The purpose of active and monitored management is to use available agency resources in the most efficient and effective manner while satisfying goals and objectives of the FMP. The distinction enables managers and scientists to concentrate efforts on stocks and segments of the CPS fishery that need greatest attention or where the most significant benefits might be expected.
- Active management is characterized by periodic stock assessments or adjustments of target harvest levels.
- Monitored management involves tracking landing against respective annual catch limits and qualitative comparison to available abundance data, but without periodic stock assessments or likely annual adjustments to target harvest levels.

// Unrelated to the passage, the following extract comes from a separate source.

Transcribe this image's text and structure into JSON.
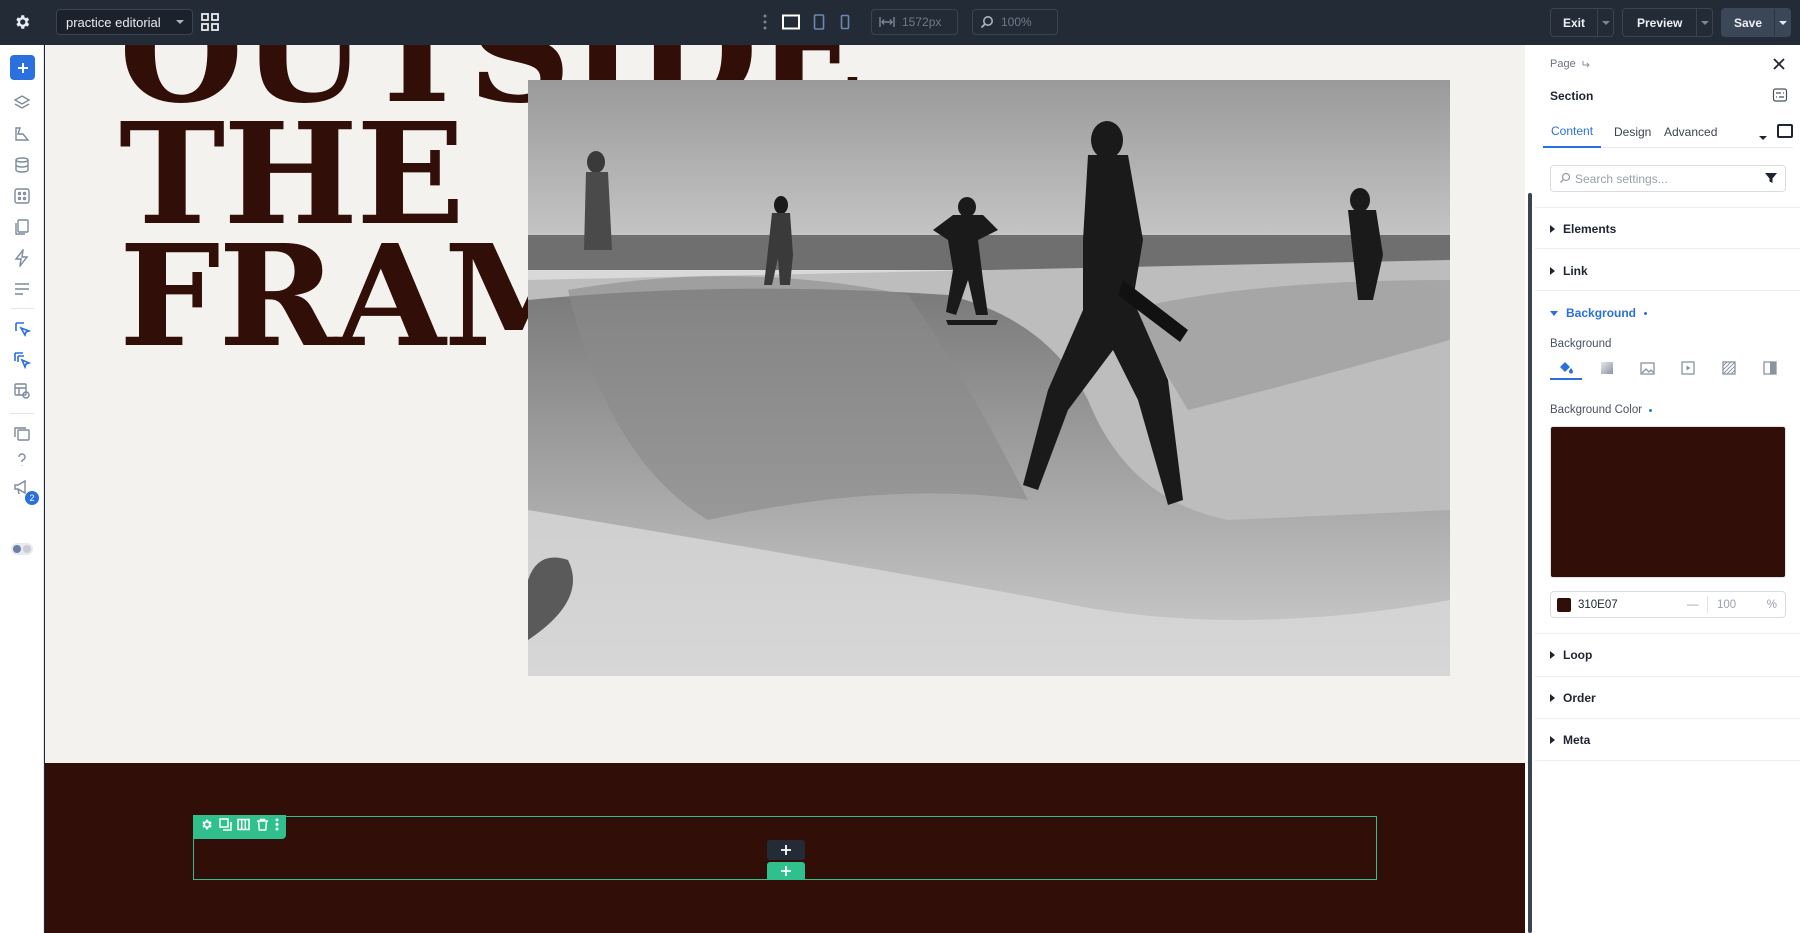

Species in both categories may be subject to management measures such as catch allocation, gear regulations, closed areas, closed seasons, or other forms of active management.
Under the CPS FMP, the CPS fishery is administratively divided into a limited entry fishery (i.e., requiring federal permits in order to participate) south of 39° North latitude (Point Arena, California) and an open access fishery (i.e., not requiring federal permits) north of 39° North latitude. However, Oregon and Washington have specific restrictions limiting the number of vessels in their respective fisheries.
Pacific sardine: Under the annual management cycle for CPS, every April the Council reviews the current stock assessment for Pacific sardine and recommends harvest specifications and management measures to NOAA Fisheries for the upcoming fishing year, which runs from July 1 to June 30.
Pacific mackerel: Every other June, the Council reviews the current stock assessment for Pacific mackerel, and recommends harvest specifications and management measures for the upcoming two fishing years. The Pacific mackerel fishing year also runs from July 1 through June 30.
Usually once per year, an updated SAFE document for the fishery covering all stocks is presented to the Council. It includes detailed information on CPS fishery statistics, management history, harvest policy and economics.
NOAA Fisheries’ Southwest Fisheries Science Center in La Jolla, California conducts stock assessments and recruitment research for Coastal Pelagic Species using data gathered from annual research cruises. CPS biomass estimates from the SWFSC’s stock assessment reports are presented annually to the Pacific Fishery Management Council and used to set annual harvest limits for actively managed CPS stocks (i.e., Pacific sardine and Pacific mackerel).